Building a campaign of co-ordinated industrial action to oppose the government’s attacks on public sector pensions is proving a very slow and painful business indeed.
The TUC finally held a meeting on 28 January. Around 55 unions were invited based on an assumption that they were “actively considering action”.
The evidence of what happened at that meeting is not encouraging.
The truth is there is little to talk about with the government. All of the public sector pension schemes are in the early stages of a new set of arrangements which was designed to make them more affordable. The government’s latest plans are not based on an assumption that there is anything going wrong with those arrangements. They simply plan to pilfer public sector pensions to raise revenue and reduce the deficit as an alternative to taxing the rich.
Most unions, and all socialists, are for no increase in the pension age, no increase in contributions and no cut in our living standards in retirement. The idea that we can force the government to withdraw their plans in talks is risible.
What is needed at this time is the language of serious intent to fight. We should be saying that we have agreed plans for joint and co-ordinated industrial action over a specified period to have these proposals withdrawn. What we seem to have is a statement of indecision.

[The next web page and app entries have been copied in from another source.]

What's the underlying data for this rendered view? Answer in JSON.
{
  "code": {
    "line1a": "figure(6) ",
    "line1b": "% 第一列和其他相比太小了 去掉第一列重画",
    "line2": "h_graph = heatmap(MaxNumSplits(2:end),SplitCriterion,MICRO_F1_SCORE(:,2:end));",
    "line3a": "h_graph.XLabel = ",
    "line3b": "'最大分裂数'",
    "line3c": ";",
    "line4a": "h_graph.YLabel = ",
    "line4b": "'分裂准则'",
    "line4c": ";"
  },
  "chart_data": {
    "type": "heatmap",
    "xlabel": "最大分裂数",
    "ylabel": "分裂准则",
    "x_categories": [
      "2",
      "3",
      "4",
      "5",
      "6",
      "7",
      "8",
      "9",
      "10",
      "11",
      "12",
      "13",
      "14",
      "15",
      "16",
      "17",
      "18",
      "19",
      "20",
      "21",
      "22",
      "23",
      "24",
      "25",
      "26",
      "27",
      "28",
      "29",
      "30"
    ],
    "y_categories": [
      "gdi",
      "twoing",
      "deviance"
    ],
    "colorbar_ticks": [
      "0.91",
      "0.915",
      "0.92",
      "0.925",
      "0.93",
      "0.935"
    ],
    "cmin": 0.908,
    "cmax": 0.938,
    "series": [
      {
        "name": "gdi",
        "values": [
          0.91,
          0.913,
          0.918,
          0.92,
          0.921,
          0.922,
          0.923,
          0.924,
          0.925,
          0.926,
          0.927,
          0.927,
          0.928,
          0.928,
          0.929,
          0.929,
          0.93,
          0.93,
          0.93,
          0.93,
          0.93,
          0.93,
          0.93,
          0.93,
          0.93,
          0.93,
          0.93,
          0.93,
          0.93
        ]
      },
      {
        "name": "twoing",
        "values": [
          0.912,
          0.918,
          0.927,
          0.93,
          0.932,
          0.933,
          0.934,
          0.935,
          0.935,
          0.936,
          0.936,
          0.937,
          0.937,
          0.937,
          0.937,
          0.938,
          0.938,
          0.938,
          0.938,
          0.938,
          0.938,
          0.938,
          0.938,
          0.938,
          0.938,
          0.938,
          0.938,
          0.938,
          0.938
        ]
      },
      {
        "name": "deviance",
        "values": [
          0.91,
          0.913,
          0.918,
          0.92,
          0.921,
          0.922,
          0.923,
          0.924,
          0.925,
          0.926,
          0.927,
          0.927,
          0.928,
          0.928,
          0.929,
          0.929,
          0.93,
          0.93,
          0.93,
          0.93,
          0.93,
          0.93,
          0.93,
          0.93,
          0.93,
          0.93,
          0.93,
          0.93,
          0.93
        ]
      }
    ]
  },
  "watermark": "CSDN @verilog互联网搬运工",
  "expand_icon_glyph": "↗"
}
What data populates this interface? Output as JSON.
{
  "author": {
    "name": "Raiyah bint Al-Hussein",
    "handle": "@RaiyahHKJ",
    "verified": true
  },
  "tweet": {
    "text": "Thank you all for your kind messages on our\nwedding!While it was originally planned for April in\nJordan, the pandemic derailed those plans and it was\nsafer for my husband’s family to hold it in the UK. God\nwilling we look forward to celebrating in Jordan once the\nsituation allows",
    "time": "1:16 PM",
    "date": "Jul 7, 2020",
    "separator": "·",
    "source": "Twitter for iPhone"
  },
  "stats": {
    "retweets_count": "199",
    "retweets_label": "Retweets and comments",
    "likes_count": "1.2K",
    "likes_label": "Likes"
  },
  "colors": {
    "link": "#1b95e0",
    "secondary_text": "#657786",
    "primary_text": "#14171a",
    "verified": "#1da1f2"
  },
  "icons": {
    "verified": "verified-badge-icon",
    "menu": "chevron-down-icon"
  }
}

The politics of this sluggishness are complex. For Barber and many of the larger unions it’s about finding ways to curb the enthusiasm of others. For them the pressure for action is little more than a problem to manage.
In particular the big Labour affiliates probably don’t want any industrial action this side of the May elections. For the more left-wing unions it’s in part a problem of confidence. It’s undoubtedly true that one union acting alone is unlikely to defeat these proposals so a lot of effort is being put into coaxing the less willing. But this is dragging on.
There is little evidence in the NUT of “pressure from below”. But the confidence problem is circular. It is unlikely that members will be gung ho for action if they detect uncertainty and caution in their leaders
A lot of material has been sent into schools telling teachers what the government plans to do and urging them to “join the campaign”, but it is not so clear how they can do this.
The most common action proposed is to “email your MP”. It’s not a worthless thing to do, and more than 15,000 NUT members have done just that since November, but not enough to be described as “joining a campaign”.
The NUT website includes a list of around 40 pensions roadshow meetings all round the country in January, February and March; members are being surveyed on their willingness to take action.
But there are also members already on strike against job cuts, for example at Rawmarsh School in Rotherham. The East London division is balloting members in all schools to oppose cuts in central services at Tower Hamlets Council.
If we want to boost confidence and encourage the idea that action is possible, then these examples need to be publicised and celebrated throughout the union in material that goes into schools and to individual members.
Equally, members should mobilise for those meetings and invite their local branch officers into school to talk about the pensions campaign.
An all-London meeting will take place at 6pm on Thursday 17 February at NUT HQ, Hamilton House, Mabledon Place, WC1H 9BD.